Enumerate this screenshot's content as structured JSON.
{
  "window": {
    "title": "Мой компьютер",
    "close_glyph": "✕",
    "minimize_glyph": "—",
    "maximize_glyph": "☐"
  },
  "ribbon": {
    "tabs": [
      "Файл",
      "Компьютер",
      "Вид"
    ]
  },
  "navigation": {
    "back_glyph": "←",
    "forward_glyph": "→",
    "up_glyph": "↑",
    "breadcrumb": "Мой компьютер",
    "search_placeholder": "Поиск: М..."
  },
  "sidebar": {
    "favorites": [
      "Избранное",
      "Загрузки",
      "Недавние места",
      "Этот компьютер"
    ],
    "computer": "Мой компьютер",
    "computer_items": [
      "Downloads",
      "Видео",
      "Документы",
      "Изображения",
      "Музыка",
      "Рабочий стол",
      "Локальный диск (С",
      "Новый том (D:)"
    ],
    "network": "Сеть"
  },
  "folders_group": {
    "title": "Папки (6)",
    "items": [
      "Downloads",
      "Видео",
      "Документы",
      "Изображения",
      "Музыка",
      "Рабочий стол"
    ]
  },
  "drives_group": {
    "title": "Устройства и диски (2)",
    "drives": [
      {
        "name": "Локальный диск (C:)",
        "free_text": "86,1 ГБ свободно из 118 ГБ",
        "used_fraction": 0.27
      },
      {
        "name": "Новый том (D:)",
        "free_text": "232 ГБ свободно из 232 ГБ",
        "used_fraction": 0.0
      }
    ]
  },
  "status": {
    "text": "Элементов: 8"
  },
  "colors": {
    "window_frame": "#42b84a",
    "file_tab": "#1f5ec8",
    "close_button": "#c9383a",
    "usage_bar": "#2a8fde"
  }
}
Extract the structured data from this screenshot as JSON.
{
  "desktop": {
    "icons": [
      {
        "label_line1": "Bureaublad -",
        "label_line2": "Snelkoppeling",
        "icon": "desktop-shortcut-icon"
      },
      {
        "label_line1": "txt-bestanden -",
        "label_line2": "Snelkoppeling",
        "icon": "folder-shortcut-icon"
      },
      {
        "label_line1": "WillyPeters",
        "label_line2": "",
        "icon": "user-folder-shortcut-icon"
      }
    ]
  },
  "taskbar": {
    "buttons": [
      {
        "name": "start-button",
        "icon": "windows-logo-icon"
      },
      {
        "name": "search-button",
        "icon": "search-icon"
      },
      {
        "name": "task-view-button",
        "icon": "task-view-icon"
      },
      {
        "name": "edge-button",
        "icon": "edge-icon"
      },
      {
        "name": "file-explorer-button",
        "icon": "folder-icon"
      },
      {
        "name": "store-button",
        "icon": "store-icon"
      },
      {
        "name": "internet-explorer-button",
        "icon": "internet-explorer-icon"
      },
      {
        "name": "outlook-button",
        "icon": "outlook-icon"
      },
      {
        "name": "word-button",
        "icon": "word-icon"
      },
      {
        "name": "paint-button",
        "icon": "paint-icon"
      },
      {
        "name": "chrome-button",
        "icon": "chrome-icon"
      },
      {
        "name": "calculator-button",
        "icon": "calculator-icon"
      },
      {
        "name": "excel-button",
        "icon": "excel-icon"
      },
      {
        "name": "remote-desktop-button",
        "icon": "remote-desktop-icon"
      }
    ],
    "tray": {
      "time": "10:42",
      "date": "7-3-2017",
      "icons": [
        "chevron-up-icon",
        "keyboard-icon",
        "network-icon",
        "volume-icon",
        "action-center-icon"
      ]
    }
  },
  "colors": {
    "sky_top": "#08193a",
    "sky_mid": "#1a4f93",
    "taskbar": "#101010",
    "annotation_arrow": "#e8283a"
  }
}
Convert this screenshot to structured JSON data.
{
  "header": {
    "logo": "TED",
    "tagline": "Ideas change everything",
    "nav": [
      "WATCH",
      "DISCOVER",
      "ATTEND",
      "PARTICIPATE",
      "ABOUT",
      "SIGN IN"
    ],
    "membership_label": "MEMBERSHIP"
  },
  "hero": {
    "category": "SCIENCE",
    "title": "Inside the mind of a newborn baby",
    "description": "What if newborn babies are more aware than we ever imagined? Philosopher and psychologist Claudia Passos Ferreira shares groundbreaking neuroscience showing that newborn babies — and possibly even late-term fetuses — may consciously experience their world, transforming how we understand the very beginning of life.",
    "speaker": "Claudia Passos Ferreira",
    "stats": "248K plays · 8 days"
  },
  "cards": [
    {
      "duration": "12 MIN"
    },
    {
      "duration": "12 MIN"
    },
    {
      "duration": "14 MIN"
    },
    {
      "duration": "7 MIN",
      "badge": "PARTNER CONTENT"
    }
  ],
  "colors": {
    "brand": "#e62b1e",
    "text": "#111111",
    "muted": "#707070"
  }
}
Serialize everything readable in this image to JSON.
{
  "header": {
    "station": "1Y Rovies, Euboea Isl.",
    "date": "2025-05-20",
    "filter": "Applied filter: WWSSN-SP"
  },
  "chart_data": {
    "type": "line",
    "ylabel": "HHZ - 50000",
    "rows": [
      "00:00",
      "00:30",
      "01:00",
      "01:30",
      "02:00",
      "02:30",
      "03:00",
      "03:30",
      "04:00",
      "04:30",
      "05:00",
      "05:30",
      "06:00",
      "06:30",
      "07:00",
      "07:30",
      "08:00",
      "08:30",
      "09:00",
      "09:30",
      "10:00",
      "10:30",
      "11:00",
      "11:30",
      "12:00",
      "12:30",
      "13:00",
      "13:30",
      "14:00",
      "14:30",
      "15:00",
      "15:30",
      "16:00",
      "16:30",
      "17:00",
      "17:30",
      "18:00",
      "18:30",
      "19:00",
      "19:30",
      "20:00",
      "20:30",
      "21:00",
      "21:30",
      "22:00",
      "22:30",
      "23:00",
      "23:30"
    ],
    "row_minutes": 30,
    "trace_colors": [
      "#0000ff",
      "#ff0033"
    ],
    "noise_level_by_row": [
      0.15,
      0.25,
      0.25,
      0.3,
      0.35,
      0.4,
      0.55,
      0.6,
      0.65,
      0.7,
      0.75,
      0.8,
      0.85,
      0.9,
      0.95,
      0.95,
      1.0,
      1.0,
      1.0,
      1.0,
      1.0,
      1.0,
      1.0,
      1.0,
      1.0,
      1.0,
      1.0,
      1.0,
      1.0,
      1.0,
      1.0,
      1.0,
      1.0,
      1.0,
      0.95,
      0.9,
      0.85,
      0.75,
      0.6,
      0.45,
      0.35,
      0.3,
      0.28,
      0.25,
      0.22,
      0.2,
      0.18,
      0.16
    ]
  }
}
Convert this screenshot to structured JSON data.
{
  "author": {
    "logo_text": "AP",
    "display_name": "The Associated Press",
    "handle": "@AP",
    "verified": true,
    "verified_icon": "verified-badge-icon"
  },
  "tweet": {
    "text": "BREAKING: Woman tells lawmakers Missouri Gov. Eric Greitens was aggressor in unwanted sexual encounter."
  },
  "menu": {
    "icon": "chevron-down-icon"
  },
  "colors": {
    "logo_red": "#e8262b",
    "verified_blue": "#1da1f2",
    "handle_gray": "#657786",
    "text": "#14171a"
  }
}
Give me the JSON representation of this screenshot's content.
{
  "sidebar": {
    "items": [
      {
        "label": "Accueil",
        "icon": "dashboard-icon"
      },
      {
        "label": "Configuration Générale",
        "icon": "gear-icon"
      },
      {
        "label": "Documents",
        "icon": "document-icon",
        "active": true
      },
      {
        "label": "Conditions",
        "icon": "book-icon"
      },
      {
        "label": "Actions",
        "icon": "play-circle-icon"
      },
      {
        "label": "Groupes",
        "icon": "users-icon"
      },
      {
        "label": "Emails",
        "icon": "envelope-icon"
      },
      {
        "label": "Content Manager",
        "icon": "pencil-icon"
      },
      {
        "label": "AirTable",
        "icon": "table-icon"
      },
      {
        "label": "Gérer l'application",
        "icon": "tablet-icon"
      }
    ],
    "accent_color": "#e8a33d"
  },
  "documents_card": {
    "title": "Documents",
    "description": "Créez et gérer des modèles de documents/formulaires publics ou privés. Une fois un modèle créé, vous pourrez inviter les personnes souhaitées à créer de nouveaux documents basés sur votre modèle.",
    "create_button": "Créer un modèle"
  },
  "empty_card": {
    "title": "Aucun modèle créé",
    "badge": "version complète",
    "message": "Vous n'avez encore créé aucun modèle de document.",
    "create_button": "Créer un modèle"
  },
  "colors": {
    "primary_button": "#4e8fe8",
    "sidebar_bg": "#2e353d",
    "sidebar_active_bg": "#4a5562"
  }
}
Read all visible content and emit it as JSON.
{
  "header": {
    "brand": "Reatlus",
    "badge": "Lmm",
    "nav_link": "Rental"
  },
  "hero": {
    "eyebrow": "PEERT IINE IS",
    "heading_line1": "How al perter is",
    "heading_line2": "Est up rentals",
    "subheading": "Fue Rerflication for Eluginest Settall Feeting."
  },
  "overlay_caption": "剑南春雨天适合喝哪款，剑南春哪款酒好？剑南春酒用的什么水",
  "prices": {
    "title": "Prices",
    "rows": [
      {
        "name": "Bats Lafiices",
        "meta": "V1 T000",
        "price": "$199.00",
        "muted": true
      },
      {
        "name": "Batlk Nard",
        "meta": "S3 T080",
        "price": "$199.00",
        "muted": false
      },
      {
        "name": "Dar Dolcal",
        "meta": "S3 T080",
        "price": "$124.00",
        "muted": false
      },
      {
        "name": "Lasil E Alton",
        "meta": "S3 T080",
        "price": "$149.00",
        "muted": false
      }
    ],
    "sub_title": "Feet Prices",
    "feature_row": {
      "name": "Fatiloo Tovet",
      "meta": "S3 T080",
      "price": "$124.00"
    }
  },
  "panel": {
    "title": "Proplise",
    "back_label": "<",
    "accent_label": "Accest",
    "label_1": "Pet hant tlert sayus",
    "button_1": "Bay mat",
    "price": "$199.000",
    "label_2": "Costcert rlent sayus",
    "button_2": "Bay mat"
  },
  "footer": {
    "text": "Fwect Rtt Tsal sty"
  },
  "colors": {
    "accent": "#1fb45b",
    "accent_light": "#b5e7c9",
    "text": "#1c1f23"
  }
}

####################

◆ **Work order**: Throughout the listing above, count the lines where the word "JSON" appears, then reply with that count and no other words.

◆ **Problem solution**: 7